**Stored items from a collection:**
.....

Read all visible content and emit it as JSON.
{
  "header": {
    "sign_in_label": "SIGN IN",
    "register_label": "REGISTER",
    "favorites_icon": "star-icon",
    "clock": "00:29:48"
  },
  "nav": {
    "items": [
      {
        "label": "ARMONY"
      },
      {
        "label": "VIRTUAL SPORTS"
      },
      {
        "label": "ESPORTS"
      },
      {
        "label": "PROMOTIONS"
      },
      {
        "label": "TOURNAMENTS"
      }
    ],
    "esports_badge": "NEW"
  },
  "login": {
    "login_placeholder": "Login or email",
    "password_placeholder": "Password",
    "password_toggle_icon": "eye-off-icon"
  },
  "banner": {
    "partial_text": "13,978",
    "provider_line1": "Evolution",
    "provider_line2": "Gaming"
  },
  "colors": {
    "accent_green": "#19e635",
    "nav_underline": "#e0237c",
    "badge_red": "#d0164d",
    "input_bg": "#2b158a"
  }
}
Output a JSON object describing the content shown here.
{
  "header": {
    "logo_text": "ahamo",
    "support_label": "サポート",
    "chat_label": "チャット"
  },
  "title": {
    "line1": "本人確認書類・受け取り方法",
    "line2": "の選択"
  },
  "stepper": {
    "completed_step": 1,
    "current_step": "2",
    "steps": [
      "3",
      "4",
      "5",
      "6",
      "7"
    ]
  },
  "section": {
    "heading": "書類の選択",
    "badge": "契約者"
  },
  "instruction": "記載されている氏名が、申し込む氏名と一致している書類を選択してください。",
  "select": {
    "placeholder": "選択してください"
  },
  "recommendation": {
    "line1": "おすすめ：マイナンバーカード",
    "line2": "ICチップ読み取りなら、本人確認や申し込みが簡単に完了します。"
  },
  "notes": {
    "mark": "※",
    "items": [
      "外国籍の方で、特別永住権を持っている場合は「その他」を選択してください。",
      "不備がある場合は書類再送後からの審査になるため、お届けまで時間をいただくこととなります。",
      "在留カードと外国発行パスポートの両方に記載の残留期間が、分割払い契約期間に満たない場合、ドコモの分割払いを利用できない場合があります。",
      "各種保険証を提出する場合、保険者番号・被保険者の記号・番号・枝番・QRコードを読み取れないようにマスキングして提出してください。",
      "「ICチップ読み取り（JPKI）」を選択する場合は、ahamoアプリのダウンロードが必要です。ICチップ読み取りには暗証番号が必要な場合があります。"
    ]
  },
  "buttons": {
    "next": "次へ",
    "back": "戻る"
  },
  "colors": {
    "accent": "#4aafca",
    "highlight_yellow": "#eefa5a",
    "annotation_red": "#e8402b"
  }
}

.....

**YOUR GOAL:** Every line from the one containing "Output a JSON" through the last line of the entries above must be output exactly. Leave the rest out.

**EXERCISE ANSWER:**
Output a JSON object describing the content shown here.
{
  "header": {
    "logo_text": "ahamo",
    "support_label": "サポート",
    "chat_label": "チャット"
  },
  "title": {
    "line1": "本人確認書類・受け取り方法",
    "line2": "の選択"
  },
  "stepper": {
    "completed_step": 1,
    "current_step": "2",
    "steps": [
      "3",
      "4",
      "5",
      "6",
      "7"
    ]
  },
  "section": {
    "heading": "書類の選択",
    "badge": "契約者"
  },
  "instruction": "記載されている氏名が、申し込む氏名と一致している書類を選択してください。",
  "select": {
    "placeholder": "選択してください"
  },
  "recommendation": {
    "line1": "おすすめ：マイナンバーカード",
    "line2": "ICチップ読み取りなら、本人確認や申し込みが簡単に完了します。"
  },
  "notes": {
    "mark": "※",
    "items": [
      "外国籍の方で、特別永住権を持っている場合は「その他」を選択してください。",
      "不備がある場合は書類再送後からの審査になるため、お届けまで時間をいただくこととなります。",
      "在留カードと外国発行パスポートの両方に記載の残留期間が、分割払い契約期間に満たない場合、ドコモの分割払いを利用できない場合があります。",
      "各種保険証を提出する場合、保険者番号・被保険者の記号・番号・枝番・QRコードを読み取れないようにマスキングして提出してください。",
      "「ICチップ読み取り（JPKI）」を選択する場合は、ahamoアプリのダウンロードが必要です。ICチップ読み取りには暗証番号が必要な場合があります。"
    ]
  },
  "buttons": {
    "next": "次へ",
    "back": "戻る"
  },
  "colors": {
    "accent": "#4aafca",
    "highlight_yellow": "#eefa5a",
    "annotation_red": "#e8402b"
  }
}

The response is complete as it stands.